Federal Communications Commission Chairman Ajit Pai plans to testify to Congress that the recent repeal of the net neutrality rules is paving the way for better broadband service.
"The Internet remains open and free, and we now have a regulatory framework in place that is encouraging the private sector to make the investments necessary to bring better, faster, and cheaper broadband to more Americans," Pai will tell the House Communications Subcommittee, according to his prepared statement.
Last December, the FCC voted 3-2 to repeal the Obama-era net neutrality rules, including rules that prohibited carriers from blocking or throttling traffic and from charging higher fees for prioritized delivery.
Pai has frequently claimed that those regulations were too heavy-handed, and depressed investment. But consumer advocates and other net neutrality proponents say net neutrality rules are necessary to prevent Comcast, AT&T and other broadband providers from censoring sites or discriminating against competitors like Netflix.

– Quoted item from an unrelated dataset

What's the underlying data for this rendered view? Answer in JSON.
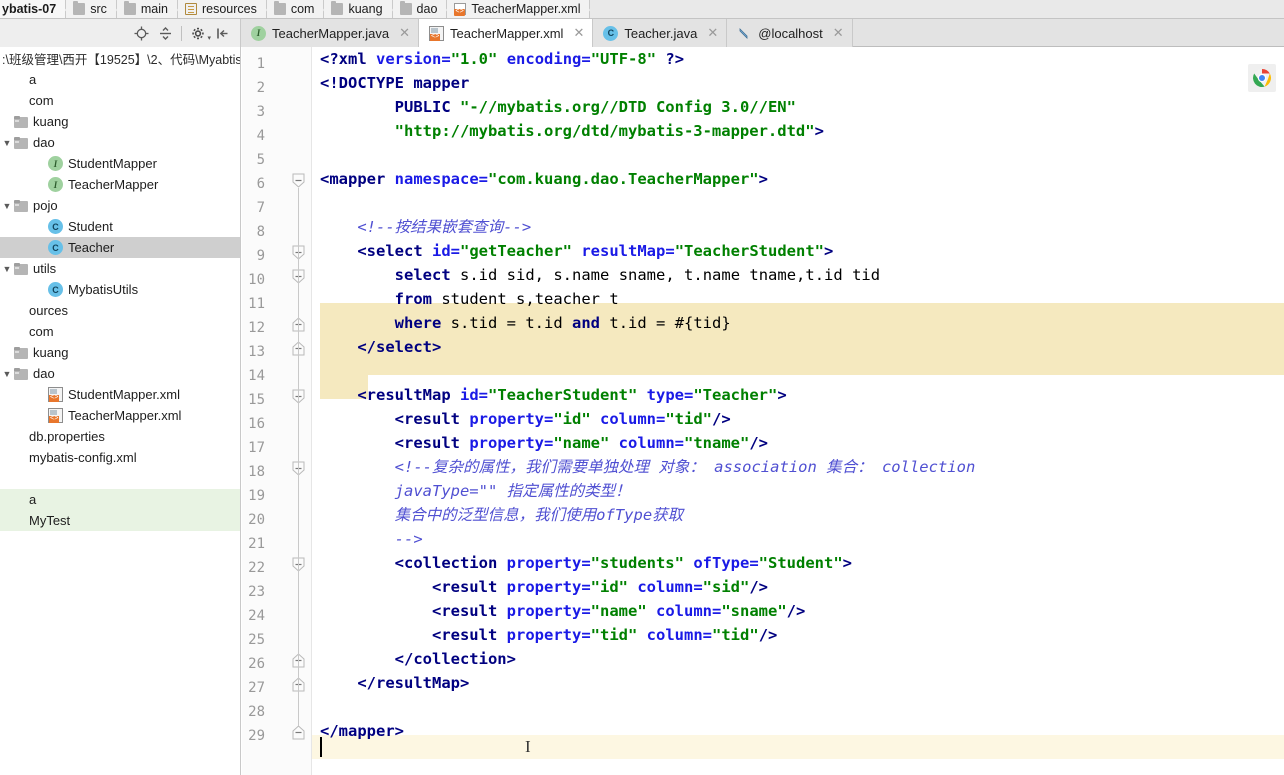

Pai reiterates in his written testimony that network investment declined in the two years after 2015, when the agency passed net neutrality regulations. "We’ve now abandoned that failed policy," he states.
But some net neutrality advocates who have examined the carriers' stock reports have reached different conclusions. The pro-neutrality advocacy group Free Press said last year that investment by 13 major broadband providers increased in the two years after the FCC passed the net neutrality regulations.
The FCC Chairman adds that the internet "remains open and free," despite the repeal. "We were told that it would be the destruction of the Internet, or as some outlets put it, 'the end of the Internet as we know it,'" he will testify. "But the [order] has taken effect, and the sky has not fallen. Indeed, the only thing that has fallen is the credibility of the Chicken Littles who made such dire predictions."
Commissioner Jessica Rosenworcel, who supported the Obama-era regulations, plans to tell Congress that the agency's procedures too often "fall short of what good governance requires."
Among other examples, she will mention that the agency ignored the influx of fake comments about net neutrality, including half a million comments from Russia.